DuVernay’s direction throughout the film is beautifully understated. There are gripping scenes of protesters of various races and denominations crossing a bridge in Selma. However, some of the most powerful scenes are private moments. During a car ride, King debates the course ahead while John Lewis (Stephan James) reminds him of his own words. David Oyelowo portrays Martin Luther King, Jr. as a principled, charismatic leader who is steadfast in the cause for racial equality. However, his nuanced, sensitive performance is balanced with King’s occasional uncertainty about his path and the effects on his family and his wife (Carmen Ejogo). The supporting cast include Tim Roth, Martin Sheen, Common, Lorraine Toussaint, Giovanni Ribisi, Cuba Gooding, Jr., Niecy Nash, and Dylan Baker. Oprah Winfrey, also one of the film’s producers, has a small role as a beleaguered, would-be voter.
Selma received a number of accolades. The film won “Best Song” from the Golden Globes and was nominated for “Best Motion Picture – Drama,” “Best Director,” and “Best Actor” (Oyelowo). DuVerney’s Golden Globes nomination is a first for an African-American female director. The film also won “Best Song” at the Academy Awards and was nominated for “Best Picture.”
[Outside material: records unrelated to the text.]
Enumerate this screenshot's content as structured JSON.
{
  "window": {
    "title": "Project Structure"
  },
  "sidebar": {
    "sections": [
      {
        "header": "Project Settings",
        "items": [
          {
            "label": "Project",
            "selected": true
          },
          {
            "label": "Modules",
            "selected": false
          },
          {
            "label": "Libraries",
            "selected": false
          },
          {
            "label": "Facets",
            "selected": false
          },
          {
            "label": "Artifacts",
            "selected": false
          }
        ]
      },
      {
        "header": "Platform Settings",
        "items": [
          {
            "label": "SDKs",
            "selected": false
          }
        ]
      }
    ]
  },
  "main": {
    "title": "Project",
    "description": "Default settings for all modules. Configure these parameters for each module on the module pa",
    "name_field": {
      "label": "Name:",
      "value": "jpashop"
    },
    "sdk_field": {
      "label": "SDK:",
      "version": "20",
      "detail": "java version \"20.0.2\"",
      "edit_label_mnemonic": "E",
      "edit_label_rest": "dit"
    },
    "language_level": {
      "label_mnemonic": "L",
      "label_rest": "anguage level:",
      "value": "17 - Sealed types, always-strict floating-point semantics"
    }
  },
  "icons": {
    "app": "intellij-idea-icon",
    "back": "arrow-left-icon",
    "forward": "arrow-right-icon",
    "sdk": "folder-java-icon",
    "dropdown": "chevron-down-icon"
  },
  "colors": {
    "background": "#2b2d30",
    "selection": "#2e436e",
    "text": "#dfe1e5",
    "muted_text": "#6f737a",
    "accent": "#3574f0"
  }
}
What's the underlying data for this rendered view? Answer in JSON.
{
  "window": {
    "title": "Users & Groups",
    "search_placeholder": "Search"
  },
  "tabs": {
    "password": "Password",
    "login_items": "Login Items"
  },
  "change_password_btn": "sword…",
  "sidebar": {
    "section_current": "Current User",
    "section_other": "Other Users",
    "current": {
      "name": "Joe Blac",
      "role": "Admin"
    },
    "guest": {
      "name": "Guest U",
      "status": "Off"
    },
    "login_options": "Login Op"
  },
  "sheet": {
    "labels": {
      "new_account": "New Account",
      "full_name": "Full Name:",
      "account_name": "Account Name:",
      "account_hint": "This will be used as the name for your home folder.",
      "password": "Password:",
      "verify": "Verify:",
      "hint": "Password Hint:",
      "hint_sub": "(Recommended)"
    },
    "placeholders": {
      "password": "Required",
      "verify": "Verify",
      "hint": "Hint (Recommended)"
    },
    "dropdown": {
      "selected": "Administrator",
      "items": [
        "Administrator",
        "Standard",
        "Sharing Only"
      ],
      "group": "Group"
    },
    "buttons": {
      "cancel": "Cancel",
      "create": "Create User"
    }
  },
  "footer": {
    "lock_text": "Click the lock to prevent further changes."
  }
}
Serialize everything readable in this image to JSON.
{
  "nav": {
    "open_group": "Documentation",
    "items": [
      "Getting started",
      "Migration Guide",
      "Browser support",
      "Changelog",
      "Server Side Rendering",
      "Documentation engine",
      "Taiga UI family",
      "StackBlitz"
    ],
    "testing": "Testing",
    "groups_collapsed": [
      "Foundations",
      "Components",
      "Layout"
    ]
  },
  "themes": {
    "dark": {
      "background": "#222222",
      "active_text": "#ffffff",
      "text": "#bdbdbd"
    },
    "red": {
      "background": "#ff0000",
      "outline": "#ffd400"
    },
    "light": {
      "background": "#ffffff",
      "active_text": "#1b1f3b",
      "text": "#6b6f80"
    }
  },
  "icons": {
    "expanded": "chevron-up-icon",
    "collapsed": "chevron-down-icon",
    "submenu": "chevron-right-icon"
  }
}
Selma is one of the many films held by the Ort Library. Films are searchable in the Library's catalog, and can be requested by clicking on the yellow "Request" button. Log in using your 14-digit Library barcode number (located on your University ID), and your last name. You will then be able to select your pick-up location. The Library will notify you via email when your item has arrived for pick-up. If you need assistance with this process, please contact the Circulation Desk at 301-687-4395.